Finally, I am able to dress the baby, and diaper her, using the now perfectly dry (and green and cheap) diapers from the dryer, and just as I am thinking how nice it might be to have Lydah take that nap after all, I hear a voice from downstairs cry out, “I’m all sticky and wet!”
None other than the two-year-old has managed to cover herself with a bowl of canned peaches, which she has sneakily stolen from on top of the kitchen counter. As an aside, I have to say how impressed I am with her physical strength—I didn’t even know she could climb that high. Not so impressive, however, is the horrible mess she has made carrying the bowl from the counter to the living room, and the sticky peach juice that is tangling up her hair and dripping down her neck and all over her clothes.
This, considering that I had just finished bathing the sister. This, considering I had just scrubbed and vacuumed all the floors less than twenty-four-hours prior. This, considering I had just changed Lydah’s clothes for the third time that day due to potty-training accidents.
All of this considering, I am at the end of my rope, and make the horrible mistake of asking, a bit too loudly, “Why in the world are you eating peaches in the living room?!”
Now I am usually very committed to speaking in a respectful tone even in those moments when I want to scream till the shingles peel off. So Lydah’s actions in the next moments are quite reasonable and forgivable. Mostly.
Rather than answering my louder-than-usual question, my sweet daughter begins throwing a truly awful tantrum, howling out “No! Mommy, no!” stomping around in the peach juice, and throwing a pillow or two before I send her to time-out in the bathroom.
It was about this time that the hour ended, so I will spare you, Mr. Public Dental Health Clerk, all the details of the rest of my idle, unoccupied, unemployed day.
But for anyone else out there wondering what payment there is for a job like mine, I will let you in on what happened in the next hour, as I am toweling off Lydah, wiping her tears as she snuggles in my lap. After working to convince her that she can actually stop crying, that I’m not upset anymore, and that everything is just peachy (pun intended), I say, “Lydah, is it okay if I cry now too?”
She sits straight up and looks at me and says, “No, Mommy. You can’t cry. Big people don’t cry. Only little people do that.” She hesitates and says, “Well, Daddy can cry. But not you.”

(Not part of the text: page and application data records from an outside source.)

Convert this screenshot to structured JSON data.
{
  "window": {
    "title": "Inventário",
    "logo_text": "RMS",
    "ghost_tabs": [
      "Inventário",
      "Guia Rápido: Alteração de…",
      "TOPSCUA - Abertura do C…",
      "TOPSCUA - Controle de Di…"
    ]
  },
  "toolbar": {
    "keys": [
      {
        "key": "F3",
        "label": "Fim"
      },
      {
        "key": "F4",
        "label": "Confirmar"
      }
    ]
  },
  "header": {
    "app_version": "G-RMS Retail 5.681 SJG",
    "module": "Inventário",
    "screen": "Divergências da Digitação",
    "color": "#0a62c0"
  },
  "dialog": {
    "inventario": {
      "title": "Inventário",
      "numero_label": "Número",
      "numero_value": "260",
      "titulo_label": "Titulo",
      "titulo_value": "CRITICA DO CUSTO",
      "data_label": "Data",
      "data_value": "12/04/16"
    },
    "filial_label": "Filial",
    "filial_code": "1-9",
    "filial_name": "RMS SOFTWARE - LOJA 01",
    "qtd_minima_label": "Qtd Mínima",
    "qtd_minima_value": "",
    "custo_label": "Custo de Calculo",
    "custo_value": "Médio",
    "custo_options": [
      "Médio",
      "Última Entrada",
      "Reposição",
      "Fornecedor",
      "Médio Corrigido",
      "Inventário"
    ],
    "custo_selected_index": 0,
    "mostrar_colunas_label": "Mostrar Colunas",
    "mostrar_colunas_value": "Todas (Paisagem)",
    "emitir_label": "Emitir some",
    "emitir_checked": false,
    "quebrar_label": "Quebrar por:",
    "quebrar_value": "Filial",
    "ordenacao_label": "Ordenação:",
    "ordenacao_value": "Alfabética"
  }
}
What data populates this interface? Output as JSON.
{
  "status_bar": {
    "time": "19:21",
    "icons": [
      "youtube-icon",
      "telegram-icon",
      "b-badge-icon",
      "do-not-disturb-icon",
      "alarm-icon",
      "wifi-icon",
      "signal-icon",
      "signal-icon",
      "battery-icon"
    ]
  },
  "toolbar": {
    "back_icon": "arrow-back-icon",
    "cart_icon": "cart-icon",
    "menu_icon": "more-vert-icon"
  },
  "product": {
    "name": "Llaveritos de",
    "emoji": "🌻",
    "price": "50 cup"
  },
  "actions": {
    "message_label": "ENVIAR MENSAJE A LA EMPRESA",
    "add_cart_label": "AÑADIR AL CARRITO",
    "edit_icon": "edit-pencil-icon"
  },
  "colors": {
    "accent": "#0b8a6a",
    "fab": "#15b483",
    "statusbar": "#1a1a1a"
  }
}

We giggle together as I pretend to boo-hoo like a Big Bad Dad, but I think my two-year-old has hit on some truth. We mothers are irreplaceable. Indestructible. Heroic. If Mommy breaks down, the very core of the household is shaken. The little ones will question the worth of their lives. Even the Daddy will be lost in this world of diapers, blankies, and washing machines.
Unemployed? Not at all. I may not have the official document to prove it, but I hold the powerful, world-shaping position of Mommy.